2009 Honoree of the National Women's History Month, alongside Hillary Clinton, Sally Ride, Jane Goodall, other "Women taking the lead to save our planet," the 2009 theme, for her environmental leadership. 2009 Recipient of the National State Auditors Association "Excellence in Accountability Award" for her special project "Best Practices Review: Reducing Energy Costs in Local Government" 2014 MN State Auditor Rebecca Otto, 52% Randy Gilbert, 40% Patrick Dean, 4% Keegan Iverson, 1% Judith Schwartzbacker, 3% 2014 MN State Auditor DFL Primary Rebecca Otto, 81% Matt Entenza, 19% 2010 MN State Auditor Rebecca Otto, 48.39% Patricia Anderson, 47.13% Annie Young, 2.67% Kenny Kalligher, 1.75% 2006 MN State Auditor Rebecca Otto, 52% Patricia Anderson, 41% Lucy Gerold, 5% Dave Berger, 2% 2004 MN State House Seat 52B Matt Dean, 51.59% Rebecca Otto, 48.32% 2003 MN State House Seat 52B Rebecca Otto, 54.30% Matt Dean, 43.47% 2002 MN State House Seat 52B Mark Holsten, 58.75% Rebecca Otto, 41.17% Minnesota State Auditor's Web Site Rebecca Otto at Minnesota Legislators Past & Present Rebecca Otto C
The Church of St Julian in Wellow, England has origins before the 12th century although the present building dates from 1372. It has been designated as a Grade I listed building; the church is believed to have Roman origins in connection with a local villa and the dedication to Julian the Hospitaller may support this claim.
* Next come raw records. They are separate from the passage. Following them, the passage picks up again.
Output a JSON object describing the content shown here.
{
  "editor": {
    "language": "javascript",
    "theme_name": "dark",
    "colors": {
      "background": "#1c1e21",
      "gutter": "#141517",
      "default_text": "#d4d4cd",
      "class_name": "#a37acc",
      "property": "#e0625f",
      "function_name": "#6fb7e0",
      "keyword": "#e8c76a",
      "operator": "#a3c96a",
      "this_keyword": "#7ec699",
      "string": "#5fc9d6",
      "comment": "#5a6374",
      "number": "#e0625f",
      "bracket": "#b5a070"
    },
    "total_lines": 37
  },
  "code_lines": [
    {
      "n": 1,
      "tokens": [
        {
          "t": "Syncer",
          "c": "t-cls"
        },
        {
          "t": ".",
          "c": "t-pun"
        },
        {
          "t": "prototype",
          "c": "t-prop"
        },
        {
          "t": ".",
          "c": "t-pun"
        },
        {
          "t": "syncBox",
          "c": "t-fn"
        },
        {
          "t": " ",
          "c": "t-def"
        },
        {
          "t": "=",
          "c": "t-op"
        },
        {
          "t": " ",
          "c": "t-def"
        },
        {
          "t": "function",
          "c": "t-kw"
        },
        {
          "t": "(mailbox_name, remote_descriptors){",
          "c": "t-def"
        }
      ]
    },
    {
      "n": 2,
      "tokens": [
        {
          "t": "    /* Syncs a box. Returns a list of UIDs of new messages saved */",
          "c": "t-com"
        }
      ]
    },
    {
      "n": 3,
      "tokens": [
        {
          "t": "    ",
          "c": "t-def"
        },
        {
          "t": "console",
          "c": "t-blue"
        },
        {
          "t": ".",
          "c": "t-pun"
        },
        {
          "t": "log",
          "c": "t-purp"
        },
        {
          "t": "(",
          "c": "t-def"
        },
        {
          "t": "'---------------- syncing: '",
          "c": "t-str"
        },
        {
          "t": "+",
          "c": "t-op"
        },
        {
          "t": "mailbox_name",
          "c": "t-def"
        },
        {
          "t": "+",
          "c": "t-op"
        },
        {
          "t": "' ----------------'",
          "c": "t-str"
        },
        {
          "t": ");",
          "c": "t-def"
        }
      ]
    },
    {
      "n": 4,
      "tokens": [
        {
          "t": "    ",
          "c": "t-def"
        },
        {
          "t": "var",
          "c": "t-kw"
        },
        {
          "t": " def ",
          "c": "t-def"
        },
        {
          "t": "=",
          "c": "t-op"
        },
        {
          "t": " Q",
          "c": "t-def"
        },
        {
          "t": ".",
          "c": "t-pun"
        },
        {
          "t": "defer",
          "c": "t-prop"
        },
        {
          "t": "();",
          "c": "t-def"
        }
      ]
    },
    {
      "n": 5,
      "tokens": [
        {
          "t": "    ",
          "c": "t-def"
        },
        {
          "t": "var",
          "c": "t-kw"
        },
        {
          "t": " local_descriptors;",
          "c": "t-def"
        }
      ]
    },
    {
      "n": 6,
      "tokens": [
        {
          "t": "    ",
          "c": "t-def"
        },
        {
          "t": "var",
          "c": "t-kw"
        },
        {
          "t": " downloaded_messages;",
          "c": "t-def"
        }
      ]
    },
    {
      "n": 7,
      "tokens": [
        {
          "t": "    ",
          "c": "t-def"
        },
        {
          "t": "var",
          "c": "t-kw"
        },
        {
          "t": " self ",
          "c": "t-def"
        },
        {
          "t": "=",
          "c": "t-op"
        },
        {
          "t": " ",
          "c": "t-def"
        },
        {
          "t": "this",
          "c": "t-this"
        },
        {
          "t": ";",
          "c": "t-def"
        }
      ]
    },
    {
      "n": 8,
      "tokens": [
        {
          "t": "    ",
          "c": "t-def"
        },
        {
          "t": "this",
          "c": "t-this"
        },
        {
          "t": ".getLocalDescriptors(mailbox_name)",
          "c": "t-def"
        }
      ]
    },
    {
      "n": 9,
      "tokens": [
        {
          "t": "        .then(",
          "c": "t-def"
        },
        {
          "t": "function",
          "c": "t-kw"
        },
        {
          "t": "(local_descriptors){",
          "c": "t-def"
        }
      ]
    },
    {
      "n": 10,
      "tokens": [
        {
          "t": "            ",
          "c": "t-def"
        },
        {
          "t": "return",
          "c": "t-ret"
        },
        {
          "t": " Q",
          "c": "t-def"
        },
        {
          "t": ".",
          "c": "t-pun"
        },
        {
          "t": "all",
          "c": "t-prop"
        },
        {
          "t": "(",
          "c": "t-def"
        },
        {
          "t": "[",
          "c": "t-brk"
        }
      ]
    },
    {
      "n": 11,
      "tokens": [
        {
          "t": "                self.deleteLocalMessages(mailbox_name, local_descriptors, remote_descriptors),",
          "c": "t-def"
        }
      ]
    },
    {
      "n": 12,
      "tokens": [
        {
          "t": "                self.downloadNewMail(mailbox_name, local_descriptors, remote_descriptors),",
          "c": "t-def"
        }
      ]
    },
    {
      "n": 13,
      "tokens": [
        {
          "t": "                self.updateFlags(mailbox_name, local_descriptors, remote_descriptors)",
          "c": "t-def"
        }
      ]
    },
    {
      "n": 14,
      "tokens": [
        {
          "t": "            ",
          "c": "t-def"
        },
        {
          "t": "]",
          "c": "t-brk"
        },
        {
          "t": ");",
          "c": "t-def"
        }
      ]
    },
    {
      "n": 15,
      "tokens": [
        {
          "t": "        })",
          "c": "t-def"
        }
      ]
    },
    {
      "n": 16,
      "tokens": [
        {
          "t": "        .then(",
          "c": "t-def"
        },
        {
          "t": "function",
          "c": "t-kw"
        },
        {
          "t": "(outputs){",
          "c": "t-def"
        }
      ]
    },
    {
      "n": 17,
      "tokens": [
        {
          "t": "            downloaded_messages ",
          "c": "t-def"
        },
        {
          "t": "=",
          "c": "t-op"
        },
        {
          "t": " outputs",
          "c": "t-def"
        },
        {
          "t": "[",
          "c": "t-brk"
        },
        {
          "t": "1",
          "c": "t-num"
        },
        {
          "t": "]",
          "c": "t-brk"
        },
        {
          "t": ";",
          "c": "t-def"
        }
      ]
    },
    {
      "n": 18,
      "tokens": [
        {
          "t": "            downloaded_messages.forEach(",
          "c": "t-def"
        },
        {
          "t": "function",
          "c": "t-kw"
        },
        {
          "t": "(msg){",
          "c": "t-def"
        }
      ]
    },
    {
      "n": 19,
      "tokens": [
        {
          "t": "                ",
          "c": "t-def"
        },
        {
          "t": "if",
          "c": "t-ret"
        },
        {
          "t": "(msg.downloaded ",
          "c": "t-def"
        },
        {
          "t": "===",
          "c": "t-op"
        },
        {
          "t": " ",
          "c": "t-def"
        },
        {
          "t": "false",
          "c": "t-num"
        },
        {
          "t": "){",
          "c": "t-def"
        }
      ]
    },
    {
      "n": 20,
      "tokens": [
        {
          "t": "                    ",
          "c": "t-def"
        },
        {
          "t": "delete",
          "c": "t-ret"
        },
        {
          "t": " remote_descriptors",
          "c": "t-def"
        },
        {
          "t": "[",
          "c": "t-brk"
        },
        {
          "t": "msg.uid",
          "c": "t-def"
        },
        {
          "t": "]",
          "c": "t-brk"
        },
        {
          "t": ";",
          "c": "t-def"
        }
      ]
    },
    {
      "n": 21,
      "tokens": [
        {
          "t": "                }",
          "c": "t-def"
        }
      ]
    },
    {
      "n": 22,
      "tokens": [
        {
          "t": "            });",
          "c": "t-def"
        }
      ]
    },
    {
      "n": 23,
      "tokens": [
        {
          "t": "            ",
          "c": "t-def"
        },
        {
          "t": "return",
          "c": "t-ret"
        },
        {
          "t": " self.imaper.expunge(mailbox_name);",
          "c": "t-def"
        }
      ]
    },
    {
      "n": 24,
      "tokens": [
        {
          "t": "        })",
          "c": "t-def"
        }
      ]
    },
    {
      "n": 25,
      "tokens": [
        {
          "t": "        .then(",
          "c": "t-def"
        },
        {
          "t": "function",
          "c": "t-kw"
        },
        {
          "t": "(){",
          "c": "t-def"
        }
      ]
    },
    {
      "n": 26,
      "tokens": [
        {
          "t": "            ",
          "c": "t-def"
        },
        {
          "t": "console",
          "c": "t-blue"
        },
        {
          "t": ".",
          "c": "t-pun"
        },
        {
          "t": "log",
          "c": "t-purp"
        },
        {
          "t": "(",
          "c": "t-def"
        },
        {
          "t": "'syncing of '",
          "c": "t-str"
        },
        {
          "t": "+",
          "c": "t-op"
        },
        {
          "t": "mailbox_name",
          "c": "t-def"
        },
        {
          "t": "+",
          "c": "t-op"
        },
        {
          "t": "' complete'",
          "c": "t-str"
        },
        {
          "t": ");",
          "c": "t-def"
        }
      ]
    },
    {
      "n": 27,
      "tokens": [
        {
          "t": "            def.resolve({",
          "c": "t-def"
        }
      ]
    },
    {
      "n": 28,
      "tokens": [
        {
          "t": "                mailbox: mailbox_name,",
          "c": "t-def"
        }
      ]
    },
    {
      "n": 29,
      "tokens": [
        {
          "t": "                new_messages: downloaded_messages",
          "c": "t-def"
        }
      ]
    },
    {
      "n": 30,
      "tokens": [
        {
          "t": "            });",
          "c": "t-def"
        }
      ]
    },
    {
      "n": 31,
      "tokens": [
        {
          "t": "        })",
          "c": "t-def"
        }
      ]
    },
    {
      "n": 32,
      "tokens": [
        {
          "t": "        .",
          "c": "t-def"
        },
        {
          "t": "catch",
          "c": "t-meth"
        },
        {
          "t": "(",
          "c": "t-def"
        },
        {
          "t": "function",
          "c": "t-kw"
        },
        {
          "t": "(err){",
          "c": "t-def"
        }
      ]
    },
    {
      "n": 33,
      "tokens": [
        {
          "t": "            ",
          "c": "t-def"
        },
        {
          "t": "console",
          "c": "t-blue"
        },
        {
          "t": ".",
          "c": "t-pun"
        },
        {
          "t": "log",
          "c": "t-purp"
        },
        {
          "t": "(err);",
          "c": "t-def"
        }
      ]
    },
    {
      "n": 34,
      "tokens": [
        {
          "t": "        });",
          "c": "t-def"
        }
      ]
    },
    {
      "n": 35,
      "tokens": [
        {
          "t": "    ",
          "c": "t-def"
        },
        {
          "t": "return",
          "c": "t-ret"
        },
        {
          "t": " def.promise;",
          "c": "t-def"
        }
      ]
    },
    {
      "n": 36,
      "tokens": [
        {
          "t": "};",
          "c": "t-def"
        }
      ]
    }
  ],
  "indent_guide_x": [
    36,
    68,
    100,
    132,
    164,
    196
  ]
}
A statue of St Julian holding an oar is displayed in a niche above the porch, it is known that Wellow was granted to monastery of St. Andrew at Wells, now Wells Cathedral, in 766 by the King of the West Saxons. In 1117 it was given, along with Frome to an order of Augustinian Canons at Cirencester (now Cirencester Abbey by Henry I; this affiliation is confirmed by a charter signed by Edward III in 1337. In 1369 Sir Thomas Hungerford bought Wellow and rebuilt the church, consecrated on May Day in 1372 by John Harewell, Bishop of Bath and Wells; the Porch has a 14th-century oak door. The east end of the south aisle bears a scratch dial of a Sundial; the octagonal south rood stair turret dates from around 1450 however most of the chancel is from a 19th-century refurbishment.
The nave includes a clerestory, added around the middle of the 15th century along with the Rood Screen. The font has undergone several restorations; the Hungerford Chapel contains 15th century wall paintings of Christ and the twelve apostles dating from the 15th century and several monuments to the Hungerford family. The 84 feet west tower, built around 1475, has three stages, set back buttresses with off-sets which turn into diagonal pinnacles in upper stages. There is an embattled parapet with pinnacles; the square stair turret on the south-east corner terminates as an octagon. There is a three-light window to the bell chamber with cusped heads and a similar but larger window with transom to west. List of Grade I listed buildings in Bath and North East Somerset List of towers in Somerset List of ecclesiastical parishes in the Diocese of Bath and Wells